The following was written by PoPville contributor David McAuley, founder of Short Articles about Long Meetings.
Photo by Mr.TinDC
“I’m ready to jump in next year,” said Emily Franc, after Advisory Neighborhood Commission (ANC) 6D/Waterfront Chair Andy Litsky expressed skepticism.
Emily Franc. Photo by David McAuley
Franc introduced herself to the ANC last night (January 8) as the “Anacostia Riverkeeper“, a title she holds as a leader of a non-governmental organization of the same name. She admitted elsewhere that her desire for a swimmable Anacostia next year was a “hope”, and not a solid prediction.
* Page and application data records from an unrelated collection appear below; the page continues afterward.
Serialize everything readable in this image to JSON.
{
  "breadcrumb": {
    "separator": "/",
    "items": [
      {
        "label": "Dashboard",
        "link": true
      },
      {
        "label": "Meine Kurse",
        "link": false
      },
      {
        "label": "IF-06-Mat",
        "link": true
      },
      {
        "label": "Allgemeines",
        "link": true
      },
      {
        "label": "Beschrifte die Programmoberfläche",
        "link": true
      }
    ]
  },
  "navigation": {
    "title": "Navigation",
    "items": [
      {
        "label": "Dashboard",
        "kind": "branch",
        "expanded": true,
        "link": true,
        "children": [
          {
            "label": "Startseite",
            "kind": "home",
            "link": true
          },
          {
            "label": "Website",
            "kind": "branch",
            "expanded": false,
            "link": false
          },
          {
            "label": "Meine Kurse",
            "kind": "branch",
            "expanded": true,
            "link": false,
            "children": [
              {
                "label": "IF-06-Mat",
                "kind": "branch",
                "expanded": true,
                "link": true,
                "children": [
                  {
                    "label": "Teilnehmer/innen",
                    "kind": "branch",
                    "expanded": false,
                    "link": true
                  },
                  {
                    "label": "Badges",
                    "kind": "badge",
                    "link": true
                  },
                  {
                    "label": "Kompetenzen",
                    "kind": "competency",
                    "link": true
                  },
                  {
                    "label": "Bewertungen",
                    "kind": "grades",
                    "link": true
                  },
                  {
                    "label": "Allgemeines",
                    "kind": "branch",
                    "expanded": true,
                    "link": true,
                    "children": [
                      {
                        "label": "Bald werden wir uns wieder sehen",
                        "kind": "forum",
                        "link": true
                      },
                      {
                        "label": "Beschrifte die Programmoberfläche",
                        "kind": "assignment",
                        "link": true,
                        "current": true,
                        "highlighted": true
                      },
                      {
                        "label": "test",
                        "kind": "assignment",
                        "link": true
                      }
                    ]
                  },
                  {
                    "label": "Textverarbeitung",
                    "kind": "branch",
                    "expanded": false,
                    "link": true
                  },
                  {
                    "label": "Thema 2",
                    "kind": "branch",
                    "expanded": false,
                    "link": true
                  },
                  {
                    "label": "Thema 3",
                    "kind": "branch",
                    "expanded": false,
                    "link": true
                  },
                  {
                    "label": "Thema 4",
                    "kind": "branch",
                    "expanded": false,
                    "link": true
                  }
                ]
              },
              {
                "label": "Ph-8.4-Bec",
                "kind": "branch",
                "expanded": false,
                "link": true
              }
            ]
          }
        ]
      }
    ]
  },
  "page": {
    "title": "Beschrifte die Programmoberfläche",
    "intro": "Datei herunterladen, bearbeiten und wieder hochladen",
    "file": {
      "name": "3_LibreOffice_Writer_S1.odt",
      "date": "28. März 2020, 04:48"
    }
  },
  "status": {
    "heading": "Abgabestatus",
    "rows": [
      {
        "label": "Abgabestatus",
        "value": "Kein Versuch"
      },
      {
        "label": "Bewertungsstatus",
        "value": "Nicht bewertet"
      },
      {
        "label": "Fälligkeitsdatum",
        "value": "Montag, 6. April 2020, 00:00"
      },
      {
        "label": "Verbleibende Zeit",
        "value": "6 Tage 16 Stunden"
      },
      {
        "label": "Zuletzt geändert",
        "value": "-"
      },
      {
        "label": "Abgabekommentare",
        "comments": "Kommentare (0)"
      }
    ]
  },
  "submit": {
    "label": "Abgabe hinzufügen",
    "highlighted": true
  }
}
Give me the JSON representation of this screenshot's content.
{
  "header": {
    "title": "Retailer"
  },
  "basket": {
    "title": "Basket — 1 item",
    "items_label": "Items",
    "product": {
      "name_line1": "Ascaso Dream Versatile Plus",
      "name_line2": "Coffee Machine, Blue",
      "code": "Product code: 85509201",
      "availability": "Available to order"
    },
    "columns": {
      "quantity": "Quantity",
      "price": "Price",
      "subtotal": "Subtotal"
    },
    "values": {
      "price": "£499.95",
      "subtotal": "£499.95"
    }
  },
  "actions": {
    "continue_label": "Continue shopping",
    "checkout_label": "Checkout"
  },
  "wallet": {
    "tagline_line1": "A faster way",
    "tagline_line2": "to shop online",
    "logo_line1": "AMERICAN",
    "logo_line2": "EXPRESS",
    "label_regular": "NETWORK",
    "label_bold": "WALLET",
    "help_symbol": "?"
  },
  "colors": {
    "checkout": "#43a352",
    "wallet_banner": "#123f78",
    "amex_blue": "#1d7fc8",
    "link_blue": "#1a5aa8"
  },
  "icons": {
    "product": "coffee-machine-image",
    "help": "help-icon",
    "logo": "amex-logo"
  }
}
“We’re a year or two away from that,” she said.
2018 is the Year of the Anacostia, and there are activities planned. On next Monday’s Martin Luther King Day holiday at 9 a.m., volunteers are encouraged to put on warm “get-dirty clothing” for a day of service in Pope Branch Park (2900 M Place SE). In 2017, clean-ups like this gathered more than 10,000 pounds of trash from the river and its shoreline, according to the Anacostia Riverkeeper website. RSVP for the event on Facebook here.
Franc told the ANC that there are two additional community clean-up days per year. The organization also sponsors Anacostia River boat tours (free, because they are funded by DC’s five-cent plastic bag fees). The next scheduled tour is March 31. In addition, there is a child-friendly catch-and-release Friday Night Fishing program, which will re-start in June. See a YouTube video about the fishing program here.
Still, Franc said “sediment remediation” – that is, removing the toxins that have accumulated after years of toxic industrial dumping and residential sewer runoff – is still a major ongoing project. The toxins “bioaccumulate in the fish tissue”, making them unfit for human consumption, even though “subsistence fishers” can still be seen on the Anacostia. Still, things were looking up for the Anacostia, she said, as the DC Clean Rivers Project will start sending sewer overflow from the city in tunnels under the river and directly to the Blue Plains Advanced Wastewater Treatment Plant in Southwest.
If you wish to swim in the Anacostia someday, Franc recommended that you download the Swim Guide app (available on both iOS and Android), which monitors water quality for swimming around the world. Anacostia Riverkeeper will test the river every Wednesday, she said, and report it for the weekend.